Select all lines in the records that include "School".

++++ DATA PROVIDED

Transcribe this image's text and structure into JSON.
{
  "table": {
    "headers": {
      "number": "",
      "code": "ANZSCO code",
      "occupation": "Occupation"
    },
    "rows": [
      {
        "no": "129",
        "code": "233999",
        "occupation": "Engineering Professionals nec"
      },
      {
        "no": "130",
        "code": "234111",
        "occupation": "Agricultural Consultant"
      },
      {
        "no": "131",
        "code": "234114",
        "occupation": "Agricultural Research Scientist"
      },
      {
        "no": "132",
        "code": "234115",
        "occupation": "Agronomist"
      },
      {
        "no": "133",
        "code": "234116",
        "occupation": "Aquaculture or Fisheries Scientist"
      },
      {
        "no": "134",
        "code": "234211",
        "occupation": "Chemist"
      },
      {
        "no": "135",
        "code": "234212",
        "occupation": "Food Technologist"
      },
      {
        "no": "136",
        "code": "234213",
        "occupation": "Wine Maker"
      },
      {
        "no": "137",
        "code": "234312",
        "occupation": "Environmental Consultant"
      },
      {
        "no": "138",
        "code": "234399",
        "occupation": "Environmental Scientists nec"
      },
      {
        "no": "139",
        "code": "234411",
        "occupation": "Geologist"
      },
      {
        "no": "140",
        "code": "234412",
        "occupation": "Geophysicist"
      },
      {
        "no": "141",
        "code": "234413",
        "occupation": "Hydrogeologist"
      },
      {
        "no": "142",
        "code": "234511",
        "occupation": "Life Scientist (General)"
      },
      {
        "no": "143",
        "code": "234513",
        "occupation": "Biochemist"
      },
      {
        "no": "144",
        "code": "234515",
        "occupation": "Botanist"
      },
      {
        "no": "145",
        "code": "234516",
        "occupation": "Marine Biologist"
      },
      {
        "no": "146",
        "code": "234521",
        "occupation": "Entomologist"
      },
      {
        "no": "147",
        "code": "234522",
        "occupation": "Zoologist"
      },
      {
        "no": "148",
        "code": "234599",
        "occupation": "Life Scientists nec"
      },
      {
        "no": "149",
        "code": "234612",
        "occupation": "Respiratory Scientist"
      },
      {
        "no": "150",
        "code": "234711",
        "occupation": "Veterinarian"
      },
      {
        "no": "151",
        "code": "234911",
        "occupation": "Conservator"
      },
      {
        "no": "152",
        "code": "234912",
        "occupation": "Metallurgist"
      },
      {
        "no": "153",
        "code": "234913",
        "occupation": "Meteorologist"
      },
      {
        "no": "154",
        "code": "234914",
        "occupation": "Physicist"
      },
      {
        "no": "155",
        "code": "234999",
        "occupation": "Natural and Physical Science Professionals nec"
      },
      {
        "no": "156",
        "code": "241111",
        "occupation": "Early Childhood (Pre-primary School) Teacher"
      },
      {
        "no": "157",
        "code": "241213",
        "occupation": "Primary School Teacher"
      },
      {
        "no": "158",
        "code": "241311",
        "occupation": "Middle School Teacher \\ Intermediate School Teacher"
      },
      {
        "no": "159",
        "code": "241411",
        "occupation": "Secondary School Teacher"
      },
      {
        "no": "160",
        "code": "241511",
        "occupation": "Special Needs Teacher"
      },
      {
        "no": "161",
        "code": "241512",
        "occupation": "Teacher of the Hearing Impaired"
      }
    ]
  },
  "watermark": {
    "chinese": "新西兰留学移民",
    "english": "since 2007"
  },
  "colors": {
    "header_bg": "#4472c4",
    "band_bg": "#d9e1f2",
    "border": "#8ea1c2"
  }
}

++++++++

**RESPONSE AREA**
        "occupation": "Early Childhood (Pre-primary School) Teacher"
        "occupation": "Primary School Teacher"
        "occupation": "Middle School Teacher \\ Intermediate School Teacher"
        "occupation": "Secondary School Teacher"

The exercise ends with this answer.